In past four decades, topics relating to 1952 and 1971 have become so much spent up that people run away from them. Honestly speaking, these two have become the biggest turn-offs of the century, lemons squeezed to death at the hands of politically or so-called aesthetically motivated copy-cat writers, columnists and blunt TV show producers. But quite interestingly, in his book Nineteen seventy one and other stories, Dr. Rashid Askari has picked up the cliché, and treated the in-betweens of the washed-out issues (pre and post 1971) from a new cone, which is substantially original and intensely rewarding. His motivation is like Byron’s: “I want a hero: an uncommon want,/When every year and month sends forth a new one,/Till, after cloying the gazettes with cant,/The age discovers he is not the true one” (Don Juan.1-4. I.). While most writers hitting the 1971 issue would embark upon writing something of epical magnitude filled with self-emulating individuals of synthesized ideals, Dr. Askari’s characters are ordinary men: a cowardly country teacher or an insignificant English Road whore or a wide-butt big-bust illiterate village wife torn apart by libido and jealousy at the same time or a suburban procrastinating self-delusional semi-fakir Jihadi, who seriously lacks guts and just wants to live and reproduce. The writer has been able to release the Independence from Independence imprisoned in the domain of fine-tuned middle class (kind of Tennyson’s “Lady of Shalott”) that tons of third class writers and self-proclaimed intellectuals who want to enjoy liquor and lady at someone else’s expense have orchestrated for years.

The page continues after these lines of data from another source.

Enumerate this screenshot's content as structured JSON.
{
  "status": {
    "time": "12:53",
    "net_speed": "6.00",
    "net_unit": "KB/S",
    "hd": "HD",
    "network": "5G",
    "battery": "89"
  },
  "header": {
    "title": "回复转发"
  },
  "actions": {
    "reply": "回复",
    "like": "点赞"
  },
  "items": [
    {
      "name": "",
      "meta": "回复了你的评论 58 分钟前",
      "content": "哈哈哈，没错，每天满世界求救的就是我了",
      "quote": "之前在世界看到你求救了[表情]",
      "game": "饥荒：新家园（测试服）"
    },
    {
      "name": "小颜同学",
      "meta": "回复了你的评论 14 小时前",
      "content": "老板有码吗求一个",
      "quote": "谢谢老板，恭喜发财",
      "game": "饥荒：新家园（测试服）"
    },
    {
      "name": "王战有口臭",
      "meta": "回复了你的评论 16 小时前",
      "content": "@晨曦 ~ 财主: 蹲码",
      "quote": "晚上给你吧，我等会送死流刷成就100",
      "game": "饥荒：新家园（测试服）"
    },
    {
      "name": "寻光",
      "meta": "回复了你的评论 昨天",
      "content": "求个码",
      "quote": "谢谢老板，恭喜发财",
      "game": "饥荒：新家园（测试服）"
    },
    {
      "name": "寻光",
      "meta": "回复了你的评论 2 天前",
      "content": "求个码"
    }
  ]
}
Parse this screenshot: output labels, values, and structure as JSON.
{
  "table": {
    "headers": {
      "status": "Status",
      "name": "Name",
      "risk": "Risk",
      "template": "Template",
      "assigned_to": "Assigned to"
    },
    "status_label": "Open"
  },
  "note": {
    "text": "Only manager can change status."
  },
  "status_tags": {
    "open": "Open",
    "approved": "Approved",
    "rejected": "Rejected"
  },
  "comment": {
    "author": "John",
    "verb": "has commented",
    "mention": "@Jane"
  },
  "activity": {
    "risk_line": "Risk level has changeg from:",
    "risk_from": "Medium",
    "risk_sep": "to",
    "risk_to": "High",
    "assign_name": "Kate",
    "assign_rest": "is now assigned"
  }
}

Dr. Askari’s stories are brilliant beyond any doubt, yet they suffer from some technical flaws. The introductory lines are often short, brisk, lacking in contribution to the whole. I would like to judge the first line of Nineteen Seventy One against that of Gabriel Garcia Marquez’s “A Very Old Man with Enormous Wings: A Tale for Children.” The first sentence in Marquez reads: “On the third day of rain they had killed so many crabs inside the house that Pelayo had to cross his drenched courtyard and throw them into the sea, because the newborn child had a temperature all night and they thought it was due to the stench.” These lines set the mood of the story and draw the attention right away what is known as immediacy, whereas the first line of NSO reads: “The tiny train compartment was crammed full.” This line in conjunction with the following ones has less to do with ambience and issue of the tale. The hero is introduced in the second and most brilliant (the depiction of passing show of almost surrealistic wasteland images symbolically representing the meaningless and done in the life of Bashanti) paragraph of the text from where the story really takes off. The first line of “The Proud Possessor” is no exception either: “It is a sweltering hot night in a sleepy remote village called Madhupur”; and what comes up later has little to do with this hot night matter. The first paragraphs of many stories are replete with redundancy, except that of “The Human Cow.” Only in this tale the author has been able to achieve what he wanted to: short sentences integrally linked up with one another, throwing in a big image.
Apart from this, his stories seem to run into trouble with representing reality itself. For example, the Mashi or the female whore-keeper is “scantily clad” with a “see through blouse” that houses big breasts which she intentionally shakes while talking. The Mashis are retired sex workers who are in fact senior citizens with no charm left to magnetize a John. They no longer require putting their worn out and invalid machinery on display. Even her dialogues are fictitious: Mashi says: “Ho, ho! What a number one thing you’ve brought dear” in reply to Nibaron’s introduction: “Mashi, this is Bashanti, from my village. She’s come to be a film heroine.” Trade in whorehouses is done in clandestine manner—a guy who sells a woman never introduces her to any Mashi in such fashion because it is not required and no Mashi is likely to put up with this drama nor is she going to remark as above. After all, a long time ago Mashi herself was an innocent rural girl who had to go through the same initiation process. “Co-wife” starts in a pouring stormy pitch dark summer night, with crickets chirping, frogs croaking! During heavy rainfall the crickets and frogs keep quiet and in the dark shadows are not cast.
In Nineteen Seventy One the endings of the tales are good, no doubt about it. In fact, the good endings have sort of balanced the bad beginnings, which means the idea that a good beginning is half done is not necessarily true in all cases. Askari’s language is straight as “I” and messages clear as an “O.” In all counts, the collection has more good stories than bad. “The Human Cow” is a quintessence of a great short story, though “The Lottery” is somewhat flat. But the most important thing is that Dr. Askari has demonstrated enough artistic talent to come up with fiction in English, which must be a source of inspiration for many of us. Nineteen Seventy One and Other Stories is a prized inclusion in what we now call Bangladeshi writing in English.
Muhammad Alamgir Toimoor teaches English
at Shahjalal University of Science and
Technology, Sylhet, Bangladesh.